5 Helpful Tips for Dealing with Burned Out Bosses
Your boss is MIA. Even when he comes into the office, he’s missing mentally, as if he’s on vacation. Permanently. When you first signed on, he was considered the golden child of the firm, but that was in the distant past. Now, you’re afraid his fall from grandeur will take you down with him.
You can’t get his undivided attention when you need to talk to him, and when you send an email, his responses, if and when they come, don’t address the question. You don’t understand why he isn’t more enthusiastic about your work product. You are!
Meanwhile, others on the team are using the boss’s inattention as an excuse for a hiatus from deadlines and self-discipline. They take a cavalier approach to dress codes, keeping regular office hours and holding up their end of the workload. With the boss so completely checked out, they’ve adopted the attitude: Why should we care?
Before you attribute your boss’s lack of interest to something dire like divorce or an incurable case or some ghastly disease, consider: Is it possible he’s suffering from burnout? And if so, how can you get him to regain his spark?
Burnout is all too common in today’s workforce. It’s become so prevalent that the World Health Organization recently made it a medical diagnosis. Recent figures show 28 percent of workers suffer from it — and the numbers go up in high-stress careers. Burnout manifests as physical and mental exhaustion. It tends to result from periods of prolonged stress or extended working hours without any opportunity to recharge away from job responsibilities.
When the symptoms show up in your boss, you’ll inevitably experience the backlash.
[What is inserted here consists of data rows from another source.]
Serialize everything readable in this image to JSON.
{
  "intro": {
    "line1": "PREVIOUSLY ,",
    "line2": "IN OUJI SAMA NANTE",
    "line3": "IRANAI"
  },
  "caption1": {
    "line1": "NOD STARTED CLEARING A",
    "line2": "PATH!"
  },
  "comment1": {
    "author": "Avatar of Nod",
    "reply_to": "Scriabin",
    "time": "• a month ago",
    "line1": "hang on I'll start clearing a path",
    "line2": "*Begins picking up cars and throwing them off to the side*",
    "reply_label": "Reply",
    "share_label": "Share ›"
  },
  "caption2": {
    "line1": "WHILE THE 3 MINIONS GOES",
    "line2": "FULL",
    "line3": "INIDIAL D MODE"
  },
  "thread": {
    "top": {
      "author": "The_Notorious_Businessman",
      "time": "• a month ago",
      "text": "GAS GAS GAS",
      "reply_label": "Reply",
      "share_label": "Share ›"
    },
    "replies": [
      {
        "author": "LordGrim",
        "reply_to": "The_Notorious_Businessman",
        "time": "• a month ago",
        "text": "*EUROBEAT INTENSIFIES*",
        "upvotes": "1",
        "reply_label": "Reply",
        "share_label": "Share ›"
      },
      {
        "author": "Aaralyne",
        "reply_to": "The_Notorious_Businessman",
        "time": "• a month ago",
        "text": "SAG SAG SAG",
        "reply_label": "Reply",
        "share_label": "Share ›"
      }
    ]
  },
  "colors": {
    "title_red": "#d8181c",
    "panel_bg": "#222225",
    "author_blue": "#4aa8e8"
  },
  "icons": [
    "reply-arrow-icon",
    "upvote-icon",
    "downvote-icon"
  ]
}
He may become cynical, critical, irritable or disillusioned.
But in order not to allow the boss’s burnout and your team’s apathy to tarnish your hard-earned reputation, you’ll need to take up the slack.
Tips for Dealing With a Burned Out Boss
Use these five helpful tips to step up your effort — while protecting yourself from burnout:
1. Take any load you can off of your boss. If she’s of no use during her time at the office, it’s apparent your boss needs a complete break from work. Show her that you can manage what needs to get done so that she won’t have to fret. Then, try to persuade her to take some time off. A two-week vacation to stay unplugged and undisturbed can turn out to be rejuvenating and help restore her drive.
2. Do what’s necessary without worrying about the recognition. You’re going to have to give your all — and then some. But remember: When you shine, your boss does as well. Your fantastic work product is going to reflect well… on both of you. Rather than resenting the credit your boss will no doubt glean from your fine efforts, look at your hard work as the key to shaking him out of his burnout. Your efforts will be rewarded. Higher-ups will compliment you and your boss, and the recognition may jolt him out of his doldrums.
3. Devise strategies to minimize stress. Don’t worry about sharing the details when your boss is clearly unable to focus. Craft one email each day that categorizes information into “actions needed” and “updates.” Do your best to remove any extraneous particulars, condensing questions, and providing one-sentence summaries. Request access to her calendar and take the meetings where you can cover for her, while rescheduling those for which her presence is necessary.
4. Explore new role model possibilities. A burned out boss is unlikely to be a good mentor for you, so look for advice and guidance elsewhere. Is there another person in the department who would make a good mentor? Along with career advice, ask for guidance in dealing with your burned out boss and lackadaisical coworkers.
5. Avoid working yourself into a run-down state of your own. Accepting more responsibility in the short term can get your department over the hump while your boss is MIA, but be careful not to take on too much for too long. Watch for your own signs of burnout, including becoming short-tempered, feeling apathetic about your work or getting sick frequently. Prioritize your own physical and emotional needs, and find someone supportive outside the office who can be your sounding board. Take a cue from the pre-flight safety briefings when you’re on an airplane and “adjust your own oxygen mask first before helping others.”